Yesterday, someone was reading the post I wrote on the difference between comfort and happiness and I clicked on the link and read it again and it made me so happy to remember writing it. This blog is like leaving myself little love notes; I love rereading them long after I've forgotten writing them.

Which is nice, because this morning I feel like I am drifting on a sea of fog. This cold got intense, all the sudden. It's kind of interesting (since I'm foggy in a really spaced out kind of way), but kind of super-annoying at the same time because I'm in pain.

Anyway, as a result I made the choice to stay home and not go see The Hobbit this morning. I am too sick. I woke up feeling worse than yesterday and I'd told myself I wouldn't go if I felt worse, only if I felt better. It's so hard for me to make decisions like this: I really want to go. I really hate missing out on things I want to do. (And I've been looking forward to this movie for years!! Really, years! Ever since it was announced. That's a long time.)

I could drag myself out of the house. And I'm sure I would love the movie enough that it might seem worthwhile. But I will enjoy it more and be happier with myself if I wait until I am actually better.

And my husband - who is also sick - has now taken this opportunity to go upstairs and take a nap. He doesn't get to do that very often during the week, so that gives me the opportunity to reframe* my choice this way: I was able to give him the gift of being able to rest. Ah, yes, that makes me feel better about my choice. Another reframe: I am giving myself the gift of resting (and hopefully healing), too. There you go. I do feel better about not going to see The Hobbit today.

Someone (either my mom or her friend) asked me what that lump of material is up there on my kitchen counter when I posted a similar photo to insta/ facebook earlier this week (this photo is from Wednesday).

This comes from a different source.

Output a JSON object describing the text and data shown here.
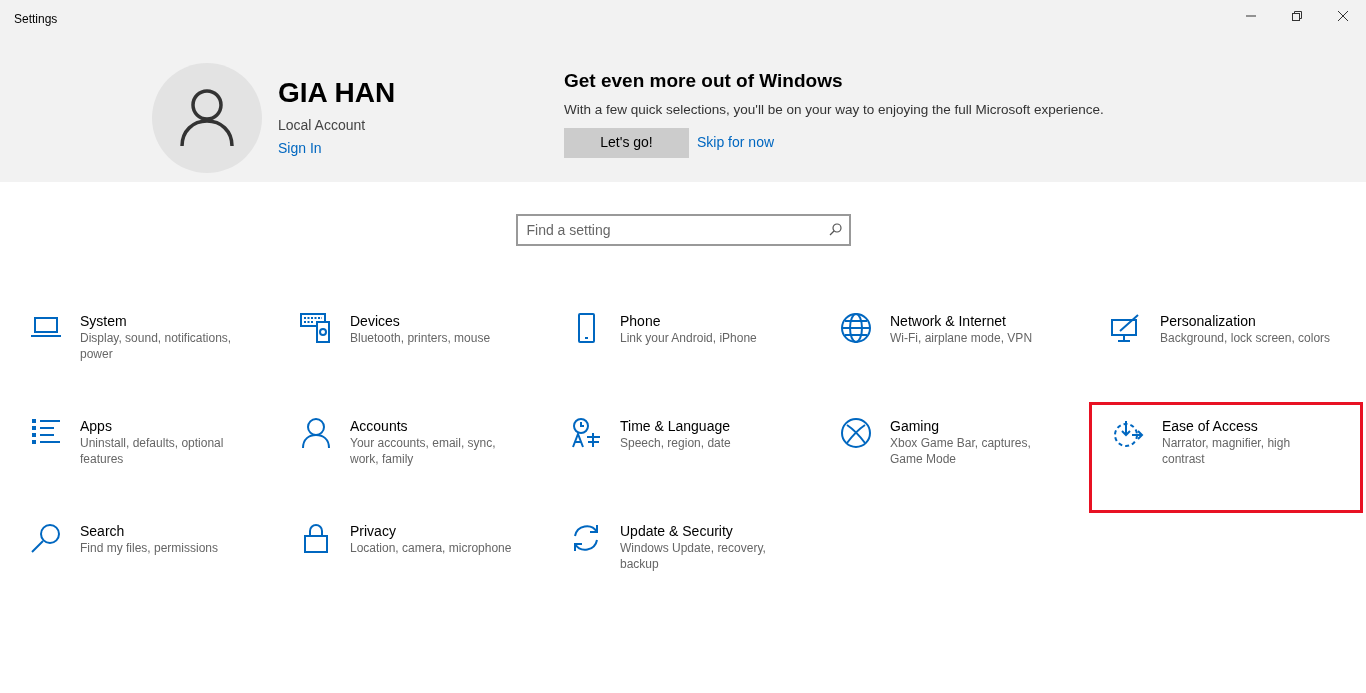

It's my teapot cozy, which is actually bulky wool cowl I knit for myself that kept getting snagged by the velcro strips on my warmest winter jacket, so I decided it should just live in the kitchen and keep my teapot warm. Which is does very well, especially with a tea towel underneath.

That tea kettle has seen better days, no? But whatever. It's the best kettle ever. We've had it for years and years and it whistles really loud and is clean inside and boils the hell out of water. (And little Bar Keepers Friend polishes it right up, I just don't bother very often because what's the point, it's just a little patina on the outside.)

I also use it to make coffee because I have a French press instead of an automatic coffee machine. It gets used everyday in the winter (and most of the fall and spring, too - I put it away in the summer). That tea kettle is well loved, y'all.

Just like me.

(And just like you.)

Loved well.

Reframing is such a good way to take what can seem like a missed opportunity or a negative and turn it around. I highly recommend trying it sometime. Cognitive therapists are specially trained in the technique, but you can read about it and practice it on your own.

You might start with The Work of Byron Katie because yeah, that's good stuff on reframing - it can also maybe go a little too far into woo-woo land, but that's ok. We can all use a little woo-woo sometimes. Just pull back if you need to.

Like, seriously, am I not going to let myself be sad because someone died? No. I am going to be sad. They died. Their body is gone. Their memory is not gone, but their body is going to decompose and rot. That's sad because they don't get to live anymore. End of story. I will be sad and know that I am sad and know that I am alive and be happy I'm alive, too. Feelings are complex - we are not our feelings, but that doesn't mean we can't have them. We aren't automatons.

Reframing isn't - in my personal opinion - meant to make life perfect. Fuck that shit. As the Princess Bride so wisely notes: "Life is pain, Highness. Anyone who says differently is selling something." 

The Buddhists call this Right Understanding and you can explore that truth more with Buddhist authors. Thich Nhat Hanh has an especially simple and graceful way of getting to the heart of truth. And for real warrior level fear or anger or grief reframing, Pema Chodron is a good guide.

But the heart of your life is you. Find your own wisdom and live it. That's the only advice that matters, in the end. Figure out how to live your life your way. You have all you need inside you.

PS: good grief, this cold is making me verbose! I could sit here and write for hours (and have)! All this week, in fact. I guess writing is distracting me from the annoyance of the cold. Distraction can be a good thing, yes indeed.